#### STORED DATA ####

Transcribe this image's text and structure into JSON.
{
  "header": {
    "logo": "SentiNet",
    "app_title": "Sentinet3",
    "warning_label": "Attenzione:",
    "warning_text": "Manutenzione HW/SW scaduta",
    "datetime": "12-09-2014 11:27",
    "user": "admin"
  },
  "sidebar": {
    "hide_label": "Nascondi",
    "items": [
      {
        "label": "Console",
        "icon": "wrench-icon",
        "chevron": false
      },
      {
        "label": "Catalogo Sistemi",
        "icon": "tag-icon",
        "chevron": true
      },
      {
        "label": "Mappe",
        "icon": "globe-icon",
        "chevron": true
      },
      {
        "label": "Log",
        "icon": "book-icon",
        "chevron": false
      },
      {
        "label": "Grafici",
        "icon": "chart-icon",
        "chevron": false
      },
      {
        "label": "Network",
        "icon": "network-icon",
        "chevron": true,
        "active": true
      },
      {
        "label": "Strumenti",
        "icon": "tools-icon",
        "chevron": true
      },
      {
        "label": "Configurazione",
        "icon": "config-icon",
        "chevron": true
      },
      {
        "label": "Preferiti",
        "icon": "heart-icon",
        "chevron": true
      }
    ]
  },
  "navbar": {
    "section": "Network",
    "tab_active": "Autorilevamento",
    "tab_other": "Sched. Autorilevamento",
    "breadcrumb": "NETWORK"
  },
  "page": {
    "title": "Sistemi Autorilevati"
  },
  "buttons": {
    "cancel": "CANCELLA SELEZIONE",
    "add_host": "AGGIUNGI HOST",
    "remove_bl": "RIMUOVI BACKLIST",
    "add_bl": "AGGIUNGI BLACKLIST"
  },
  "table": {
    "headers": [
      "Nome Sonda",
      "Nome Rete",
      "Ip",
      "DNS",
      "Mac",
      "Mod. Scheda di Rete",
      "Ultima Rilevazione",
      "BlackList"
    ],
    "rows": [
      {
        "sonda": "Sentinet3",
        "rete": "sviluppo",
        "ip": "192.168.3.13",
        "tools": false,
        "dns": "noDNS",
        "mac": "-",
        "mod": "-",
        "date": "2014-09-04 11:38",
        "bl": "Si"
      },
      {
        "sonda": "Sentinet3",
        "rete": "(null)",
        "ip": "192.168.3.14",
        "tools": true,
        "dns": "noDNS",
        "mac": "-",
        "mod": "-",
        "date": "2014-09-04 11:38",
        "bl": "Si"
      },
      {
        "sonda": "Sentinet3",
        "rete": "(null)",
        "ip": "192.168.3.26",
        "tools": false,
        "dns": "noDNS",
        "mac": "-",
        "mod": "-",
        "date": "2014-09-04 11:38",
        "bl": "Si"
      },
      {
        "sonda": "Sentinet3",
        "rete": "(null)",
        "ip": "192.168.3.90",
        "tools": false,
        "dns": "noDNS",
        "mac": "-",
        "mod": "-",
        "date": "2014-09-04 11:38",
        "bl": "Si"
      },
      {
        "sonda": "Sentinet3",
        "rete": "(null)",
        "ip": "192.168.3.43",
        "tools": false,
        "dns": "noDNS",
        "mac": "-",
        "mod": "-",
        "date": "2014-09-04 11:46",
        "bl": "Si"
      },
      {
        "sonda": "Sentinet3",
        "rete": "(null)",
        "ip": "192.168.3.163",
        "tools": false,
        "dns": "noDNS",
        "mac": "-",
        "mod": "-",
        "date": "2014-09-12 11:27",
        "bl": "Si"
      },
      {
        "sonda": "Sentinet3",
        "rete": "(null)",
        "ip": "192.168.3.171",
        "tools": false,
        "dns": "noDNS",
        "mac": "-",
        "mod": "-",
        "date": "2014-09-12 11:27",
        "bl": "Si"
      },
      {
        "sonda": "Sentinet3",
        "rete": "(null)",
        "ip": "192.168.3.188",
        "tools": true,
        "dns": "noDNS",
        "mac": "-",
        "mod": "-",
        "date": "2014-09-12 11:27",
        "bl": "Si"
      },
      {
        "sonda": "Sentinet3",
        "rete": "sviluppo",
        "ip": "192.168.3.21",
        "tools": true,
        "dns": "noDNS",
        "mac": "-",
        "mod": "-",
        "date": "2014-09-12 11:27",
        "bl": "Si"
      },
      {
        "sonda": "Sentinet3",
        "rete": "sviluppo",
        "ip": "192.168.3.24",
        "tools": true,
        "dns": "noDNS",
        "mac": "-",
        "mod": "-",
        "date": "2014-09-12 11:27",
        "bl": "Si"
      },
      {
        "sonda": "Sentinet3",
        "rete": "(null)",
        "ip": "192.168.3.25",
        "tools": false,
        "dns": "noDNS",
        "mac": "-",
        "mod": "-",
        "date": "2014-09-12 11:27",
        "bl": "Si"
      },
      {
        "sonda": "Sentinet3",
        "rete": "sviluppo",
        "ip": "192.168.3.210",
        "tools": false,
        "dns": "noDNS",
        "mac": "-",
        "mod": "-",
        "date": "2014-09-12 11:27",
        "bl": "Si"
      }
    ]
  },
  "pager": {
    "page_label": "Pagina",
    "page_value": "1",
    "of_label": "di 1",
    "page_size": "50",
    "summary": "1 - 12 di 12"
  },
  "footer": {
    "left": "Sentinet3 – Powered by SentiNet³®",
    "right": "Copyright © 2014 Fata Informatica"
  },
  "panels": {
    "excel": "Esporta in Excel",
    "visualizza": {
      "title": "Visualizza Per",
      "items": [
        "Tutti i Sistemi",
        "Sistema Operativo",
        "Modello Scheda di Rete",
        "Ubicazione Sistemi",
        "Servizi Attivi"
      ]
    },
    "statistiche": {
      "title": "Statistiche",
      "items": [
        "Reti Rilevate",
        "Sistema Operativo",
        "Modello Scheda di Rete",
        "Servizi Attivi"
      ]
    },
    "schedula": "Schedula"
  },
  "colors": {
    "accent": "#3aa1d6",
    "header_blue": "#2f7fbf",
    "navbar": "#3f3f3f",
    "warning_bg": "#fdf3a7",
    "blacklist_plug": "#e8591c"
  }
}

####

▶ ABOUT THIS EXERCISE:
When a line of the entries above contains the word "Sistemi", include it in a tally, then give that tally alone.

▶ WRITTEN ANSWER:
4